PROBLEM REQUIREMENTS:
Your answer must be an exact copy of all the entries.

(Data items)
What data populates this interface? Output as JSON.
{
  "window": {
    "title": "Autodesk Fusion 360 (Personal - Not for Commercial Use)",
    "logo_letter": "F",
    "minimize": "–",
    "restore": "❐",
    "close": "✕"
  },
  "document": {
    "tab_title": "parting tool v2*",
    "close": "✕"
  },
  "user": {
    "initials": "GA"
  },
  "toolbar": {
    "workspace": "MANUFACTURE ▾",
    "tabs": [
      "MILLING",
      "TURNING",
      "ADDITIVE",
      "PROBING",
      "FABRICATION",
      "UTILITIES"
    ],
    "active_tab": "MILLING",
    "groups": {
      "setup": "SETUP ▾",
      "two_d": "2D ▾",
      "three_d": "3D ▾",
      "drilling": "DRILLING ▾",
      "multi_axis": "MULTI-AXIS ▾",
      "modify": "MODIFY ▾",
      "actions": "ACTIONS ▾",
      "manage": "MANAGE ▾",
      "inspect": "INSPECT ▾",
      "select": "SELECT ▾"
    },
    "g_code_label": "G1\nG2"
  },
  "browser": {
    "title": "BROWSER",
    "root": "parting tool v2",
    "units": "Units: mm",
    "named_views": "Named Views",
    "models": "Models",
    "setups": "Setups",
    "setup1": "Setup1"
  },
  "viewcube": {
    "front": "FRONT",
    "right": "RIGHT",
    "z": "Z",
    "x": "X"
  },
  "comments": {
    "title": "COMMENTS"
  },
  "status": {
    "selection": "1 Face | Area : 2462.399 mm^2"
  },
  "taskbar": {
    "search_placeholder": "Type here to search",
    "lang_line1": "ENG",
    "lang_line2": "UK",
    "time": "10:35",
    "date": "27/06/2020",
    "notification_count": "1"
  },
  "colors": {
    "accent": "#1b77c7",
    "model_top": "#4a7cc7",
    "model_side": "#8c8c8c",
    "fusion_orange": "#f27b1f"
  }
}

THE COMPLETED TASK:
What data populates this interface? Output as JSON.
{
  "window": {
    "title": "Autodesk Fusion 360 (Personal - Not for Commercial Use)",
    "logo_letter": "F",
    "minimize": "–",
    "restore": "❐",
    "close": "✕"
  },
  "document": {
    "tab_title": "parting tool v2*",
    "close": "✕"
  },
  "user": {
    "initials": "GA"
  },
  "toolbar": {
    "workspace": "MANUFACTURE ▾",
    "tabs": [
      "MILLING",
      "TURNING",
      "ADDITIVE",
      "PROBING",
      "FABRICATION",
      "UTILITIES"
    ],
    "active_tab": "MILLING",
    "groups": {
      "setup": "SETUP ▾",
      "two_d": "2D ▾",
      "three_d": "3D ▾",
      "drilling": "DRILLING ▾",
      "multi_axis": "MULTI-AXIS ▾",
      "modify": "MODIFY ▾",
      "actions": "ACTIONS ▾",
      "manage": "MANAGE ▾",
      "inspect": "INSPECT ▾",
      "select": "SELECT ▾"
    },
    "g_code_label": "G1\nG2"
  },
  "browser": {
    "title": "BROWSER",
    "root": "parting tool v2",
    "units": "Units: mm",
    "named_views": "Named Views",
    "models": "Models",
    "setups": "Setups",
    "setup1": "Setup1"
  },
  "viewcube": {
    "front": "FRONT",
    "right": "RIGHT",
    "z": "Z",
    "x": "X"
  },
  "comments": {
    "title": "COMMENTS"
  },
  "status": {
    "selection": "1 Face | Area : 2462.399 mm^2"
  },
  "taskbar": {
    "search_placeholder": "Type here to search",
    "lang_line1": "ENG",
    "lang_line2": "UK",
    "time": "10:35",
    "date": "27/06/2020",
    "notification_count": "1"
  },
  "colors": {
    "accent": "#1b77c7",
    "model_top": "#4a7cc7",
    "model_side": "#8c8c8c",
    "fusion_orange": "#f27b1f"
  }
}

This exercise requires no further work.